Exercise requirements ▸
Filter the entries and keep only the lines where the string "requests" appears.

Exercise material ▸
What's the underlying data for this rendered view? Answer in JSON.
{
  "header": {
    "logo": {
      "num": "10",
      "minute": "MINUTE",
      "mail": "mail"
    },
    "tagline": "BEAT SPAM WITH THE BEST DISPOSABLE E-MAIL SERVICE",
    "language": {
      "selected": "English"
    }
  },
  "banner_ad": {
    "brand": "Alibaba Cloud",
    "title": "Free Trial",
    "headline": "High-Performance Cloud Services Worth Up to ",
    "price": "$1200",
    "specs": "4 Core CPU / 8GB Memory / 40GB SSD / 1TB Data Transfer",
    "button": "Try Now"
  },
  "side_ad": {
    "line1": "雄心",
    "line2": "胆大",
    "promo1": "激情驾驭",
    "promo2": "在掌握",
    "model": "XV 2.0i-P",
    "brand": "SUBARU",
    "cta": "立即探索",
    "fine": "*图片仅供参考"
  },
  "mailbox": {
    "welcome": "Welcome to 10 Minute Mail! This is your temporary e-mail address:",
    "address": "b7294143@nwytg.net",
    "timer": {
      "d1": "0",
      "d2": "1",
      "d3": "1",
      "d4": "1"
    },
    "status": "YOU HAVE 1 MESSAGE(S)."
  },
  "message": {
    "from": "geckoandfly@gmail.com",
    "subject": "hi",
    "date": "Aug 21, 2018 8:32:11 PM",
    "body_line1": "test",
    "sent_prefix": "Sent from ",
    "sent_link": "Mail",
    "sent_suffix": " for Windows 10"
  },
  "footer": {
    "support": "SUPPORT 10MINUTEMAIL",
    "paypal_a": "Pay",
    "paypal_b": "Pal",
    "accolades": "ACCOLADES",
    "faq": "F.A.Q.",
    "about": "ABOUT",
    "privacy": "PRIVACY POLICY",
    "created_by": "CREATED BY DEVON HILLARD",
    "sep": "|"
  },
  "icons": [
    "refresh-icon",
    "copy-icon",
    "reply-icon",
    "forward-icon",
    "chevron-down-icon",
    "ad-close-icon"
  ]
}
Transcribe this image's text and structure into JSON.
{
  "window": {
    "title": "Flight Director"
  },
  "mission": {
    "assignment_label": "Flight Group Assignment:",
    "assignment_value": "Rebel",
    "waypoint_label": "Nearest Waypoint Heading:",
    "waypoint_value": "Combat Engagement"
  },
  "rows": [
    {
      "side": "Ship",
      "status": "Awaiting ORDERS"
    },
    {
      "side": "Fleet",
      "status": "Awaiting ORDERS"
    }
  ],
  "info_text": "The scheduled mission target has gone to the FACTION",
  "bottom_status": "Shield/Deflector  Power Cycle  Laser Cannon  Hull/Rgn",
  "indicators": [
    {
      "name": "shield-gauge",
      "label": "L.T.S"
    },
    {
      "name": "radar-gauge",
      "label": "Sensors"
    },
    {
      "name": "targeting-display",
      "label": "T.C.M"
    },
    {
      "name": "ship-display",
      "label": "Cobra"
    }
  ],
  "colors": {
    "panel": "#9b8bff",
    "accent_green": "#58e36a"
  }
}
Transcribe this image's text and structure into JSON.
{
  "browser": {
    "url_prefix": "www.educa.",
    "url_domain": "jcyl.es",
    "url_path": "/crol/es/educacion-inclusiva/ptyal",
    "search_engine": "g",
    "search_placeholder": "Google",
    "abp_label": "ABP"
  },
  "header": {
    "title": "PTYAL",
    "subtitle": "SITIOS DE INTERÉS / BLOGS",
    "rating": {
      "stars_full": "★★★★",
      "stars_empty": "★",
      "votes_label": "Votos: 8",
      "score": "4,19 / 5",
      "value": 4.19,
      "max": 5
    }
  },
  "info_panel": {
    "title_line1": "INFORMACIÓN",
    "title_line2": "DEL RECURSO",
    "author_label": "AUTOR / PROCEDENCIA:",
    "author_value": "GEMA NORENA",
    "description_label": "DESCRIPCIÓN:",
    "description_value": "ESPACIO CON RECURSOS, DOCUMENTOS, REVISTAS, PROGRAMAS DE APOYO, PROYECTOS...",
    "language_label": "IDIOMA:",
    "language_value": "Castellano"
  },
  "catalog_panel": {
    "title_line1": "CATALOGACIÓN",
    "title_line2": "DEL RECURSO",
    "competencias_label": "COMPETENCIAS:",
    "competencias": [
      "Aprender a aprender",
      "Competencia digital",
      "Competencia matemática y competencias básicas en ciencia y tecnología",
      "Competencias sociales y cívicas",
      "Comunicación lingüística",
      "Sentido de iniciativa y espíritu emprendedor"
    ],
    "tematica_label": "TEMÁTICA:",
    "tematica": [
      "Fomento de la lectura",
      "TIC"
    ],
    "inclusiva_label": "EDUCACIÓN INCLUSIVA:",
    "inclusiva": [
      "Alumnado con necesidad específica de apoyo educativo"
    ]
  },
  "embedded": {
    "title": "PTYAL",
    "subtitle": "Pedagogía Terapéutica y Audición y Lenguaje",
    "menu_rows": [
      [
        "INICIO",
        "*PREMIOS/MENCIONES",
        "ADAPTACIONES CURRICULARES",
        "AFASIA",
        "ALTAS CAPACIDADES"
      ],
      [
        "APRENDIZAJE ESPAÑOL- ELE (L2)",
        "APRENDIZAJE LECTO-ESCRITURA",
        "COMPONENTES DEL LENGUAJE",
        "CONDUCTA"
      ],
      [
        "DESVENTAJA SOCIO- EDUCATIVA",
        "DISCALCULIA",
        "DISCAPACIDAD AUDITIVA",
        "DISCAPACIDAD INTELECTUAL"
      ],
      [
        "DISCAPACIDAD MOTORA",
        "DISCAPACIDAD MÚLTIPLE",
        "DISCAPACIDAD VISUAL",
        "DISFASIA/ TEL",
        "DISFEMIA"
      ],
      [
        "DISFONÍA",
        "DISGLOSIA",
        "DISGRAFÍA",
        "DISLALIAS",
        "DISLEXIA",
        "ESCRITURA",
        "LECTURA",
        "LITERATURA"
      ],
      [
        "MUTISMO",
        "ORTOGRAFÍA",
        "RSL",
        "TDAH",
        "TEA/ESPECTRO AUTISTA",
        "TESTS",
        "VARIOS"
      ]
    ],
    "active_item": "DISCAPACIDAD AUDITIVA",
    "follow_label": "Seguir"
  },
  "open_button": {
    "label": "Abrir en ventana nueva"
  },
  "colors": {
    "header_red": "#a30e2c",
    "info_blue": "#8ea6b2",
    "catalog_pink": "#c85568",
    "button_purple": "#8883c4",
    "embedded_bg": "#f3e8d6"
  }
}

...

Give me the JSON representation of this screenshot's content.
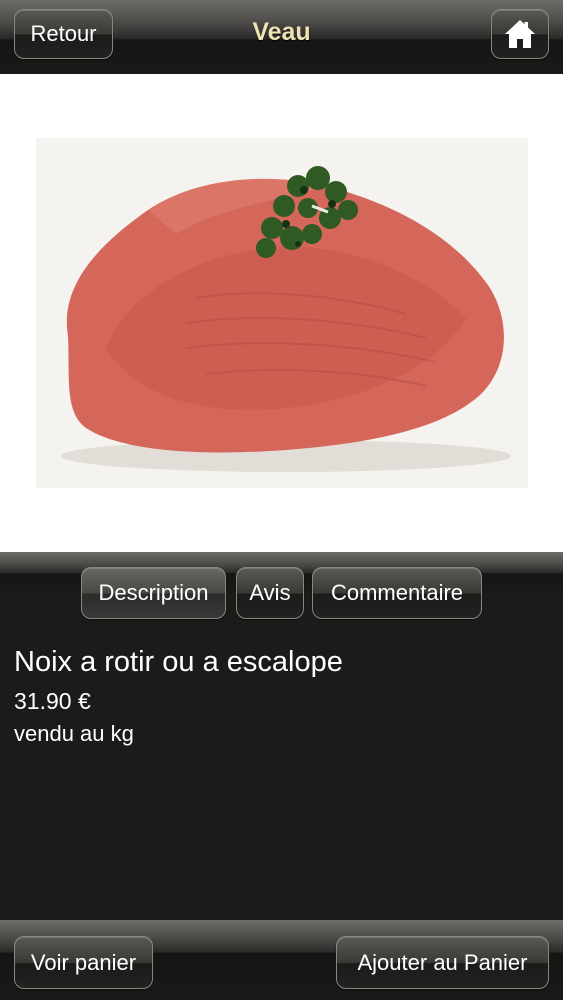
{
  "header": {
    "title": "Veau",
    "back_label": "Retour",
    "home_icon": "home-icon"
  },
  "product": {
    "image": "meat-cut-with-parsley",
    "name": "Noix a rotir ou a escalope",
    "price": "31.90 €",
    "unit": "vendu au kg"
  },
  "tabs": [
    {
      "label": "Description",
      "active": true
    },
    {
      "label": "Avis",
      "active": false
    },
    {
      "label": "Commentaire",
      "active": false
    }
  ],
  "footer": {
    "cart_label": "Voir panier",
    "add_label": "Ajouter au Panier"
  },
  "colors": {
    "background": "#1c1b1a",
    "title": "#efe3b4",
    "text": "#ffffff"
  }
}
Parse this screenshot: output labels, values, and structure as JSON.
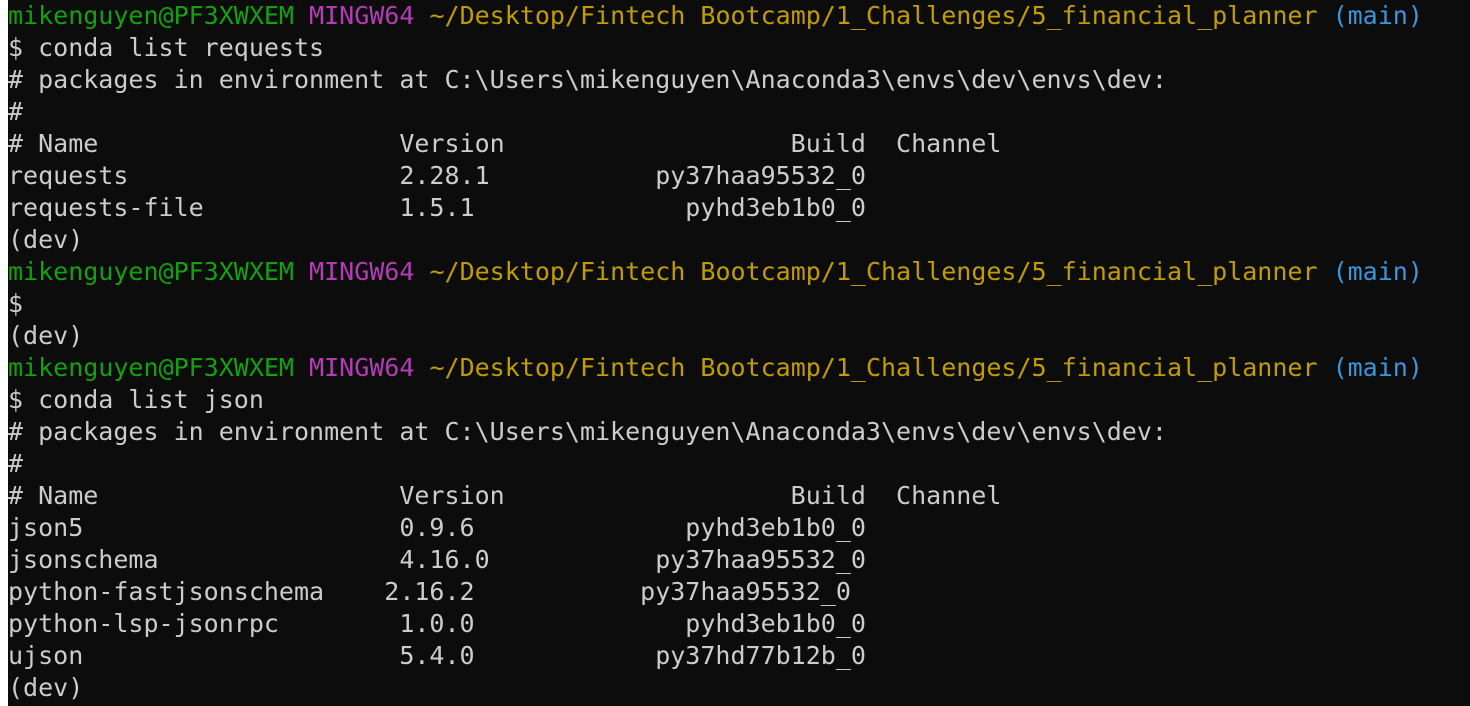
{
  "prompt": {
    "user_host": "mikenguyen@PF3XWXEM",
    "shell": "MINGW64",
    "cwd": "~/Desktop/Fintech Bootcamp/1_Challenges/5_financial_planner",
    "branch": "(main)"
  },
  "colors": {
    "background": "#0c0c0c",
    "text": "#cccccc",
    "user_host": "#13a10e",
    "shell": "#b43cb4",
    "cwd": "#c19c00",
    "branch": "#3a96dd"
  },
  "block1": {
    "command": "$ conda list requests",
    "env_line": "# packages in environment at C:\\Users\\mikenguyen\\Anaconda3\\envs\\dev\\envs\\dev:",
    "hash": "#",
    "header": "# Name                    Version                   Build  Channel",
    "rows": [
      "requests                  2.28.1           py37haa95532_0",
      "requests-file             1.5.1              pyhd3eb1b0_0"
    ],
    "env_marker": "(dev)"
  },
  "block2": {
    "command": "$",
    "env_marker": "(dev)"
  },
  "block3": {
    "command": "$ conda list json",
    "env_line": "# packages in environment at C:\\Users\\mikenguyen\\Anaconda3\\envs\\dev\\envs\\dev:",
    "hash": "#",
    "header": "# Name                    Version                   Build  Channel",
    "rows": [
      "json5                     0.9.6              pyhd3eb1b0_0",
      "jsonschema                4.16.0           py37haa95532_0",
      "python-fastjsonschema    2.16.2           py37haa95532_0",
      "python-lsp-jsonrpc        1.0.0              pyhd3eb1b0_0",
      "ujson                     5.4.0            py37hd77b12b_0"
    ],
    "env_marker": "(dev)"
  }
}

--

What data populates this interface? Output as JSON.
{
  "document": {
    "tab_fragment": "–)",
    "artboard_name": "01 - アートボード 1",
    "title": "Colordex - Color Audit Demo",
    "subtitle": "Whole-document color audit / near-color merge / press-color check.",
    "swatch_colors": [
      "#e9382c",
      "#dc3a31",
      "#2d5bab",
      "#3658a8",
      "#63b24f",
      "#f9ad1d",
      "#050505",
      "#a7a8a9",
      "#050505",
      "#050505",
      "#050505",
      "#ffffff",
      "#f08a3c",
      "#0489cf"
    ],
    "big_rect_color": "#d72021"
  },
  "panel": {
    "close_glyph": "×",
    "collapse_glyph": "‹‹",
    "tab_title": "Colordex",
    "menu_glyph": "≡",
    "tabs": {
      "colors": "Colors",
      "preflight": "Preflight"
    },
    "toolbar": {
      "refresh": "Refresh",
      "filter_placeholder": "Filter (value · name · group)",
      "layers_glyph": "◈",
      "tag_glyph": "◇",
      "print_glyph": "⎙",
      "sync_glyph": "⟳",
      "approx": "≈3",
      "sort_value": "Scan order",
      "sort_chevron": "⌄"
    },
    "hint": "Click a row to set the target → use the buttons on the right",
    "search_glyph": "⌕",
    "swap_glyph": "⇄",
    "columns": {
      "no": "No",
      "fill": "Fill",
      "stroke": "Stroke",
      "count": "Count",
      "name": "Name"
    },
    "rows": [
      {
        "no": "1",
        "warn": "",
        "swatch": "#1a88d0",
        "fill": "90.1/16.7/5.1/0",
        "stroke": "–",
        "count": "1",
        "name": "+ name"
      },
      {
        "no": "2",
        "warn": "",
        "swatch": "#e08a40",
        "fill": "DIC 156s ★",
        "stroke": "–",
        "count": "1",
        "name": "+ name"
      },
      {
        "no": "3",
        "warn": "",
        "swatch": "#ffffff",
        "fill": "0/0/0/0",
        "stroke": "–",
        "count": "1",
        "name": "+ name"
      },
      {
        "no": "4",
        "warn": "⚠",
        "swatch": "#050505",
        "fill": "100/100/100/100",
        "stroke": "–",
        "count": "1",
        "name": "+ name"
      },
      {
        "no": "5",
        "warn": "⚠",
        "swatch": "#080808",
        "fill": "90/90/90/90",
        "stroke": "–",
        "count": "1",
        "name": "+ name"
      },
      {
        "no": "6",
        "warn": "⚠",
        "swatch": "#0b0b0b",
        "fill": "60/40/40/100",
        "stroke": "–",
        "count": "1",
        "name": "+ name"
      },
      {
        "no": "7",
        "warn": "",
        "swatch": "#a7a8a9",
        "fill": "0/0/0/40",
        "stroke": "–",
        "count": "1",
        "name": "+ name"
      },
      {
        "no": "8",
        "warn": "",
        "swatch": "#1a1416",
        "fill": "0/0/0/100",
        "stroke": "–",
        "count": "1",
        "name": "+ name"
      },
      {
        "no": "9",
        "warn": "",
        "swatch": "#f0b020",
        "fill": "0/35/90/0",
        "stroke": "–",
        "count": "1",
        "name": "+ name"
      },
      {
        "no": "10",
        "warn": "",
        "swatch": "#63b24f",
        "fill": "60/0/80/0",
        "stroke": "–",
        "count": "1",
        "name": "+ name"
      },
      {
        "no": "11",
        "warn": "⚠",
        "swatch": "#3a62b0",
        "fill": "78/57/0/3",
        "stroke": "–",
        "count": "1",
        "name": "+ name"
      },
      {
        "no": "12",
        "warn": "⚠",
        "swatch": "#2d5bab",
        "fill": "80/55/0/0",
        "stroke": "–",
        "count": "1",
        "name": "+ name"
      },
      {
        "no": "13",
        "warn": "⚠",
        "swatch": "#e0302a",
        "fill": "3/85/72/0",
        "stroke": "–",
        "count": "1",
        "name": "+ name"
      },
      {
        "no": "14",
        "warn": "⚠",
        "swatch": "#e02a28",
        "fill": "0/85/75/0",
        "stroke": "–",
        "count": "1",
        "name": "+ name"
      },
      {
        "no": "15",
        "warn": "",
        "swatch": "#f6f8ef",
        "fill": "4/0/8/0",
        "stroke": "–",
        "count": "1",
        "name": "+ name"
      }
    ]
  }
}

Solution ▸
    "command": "$ conda list requests",
      "requests                  2.28.1           py37haa95532_0",
      "requests-file             1.5.1              pyhd3eb1b0_0"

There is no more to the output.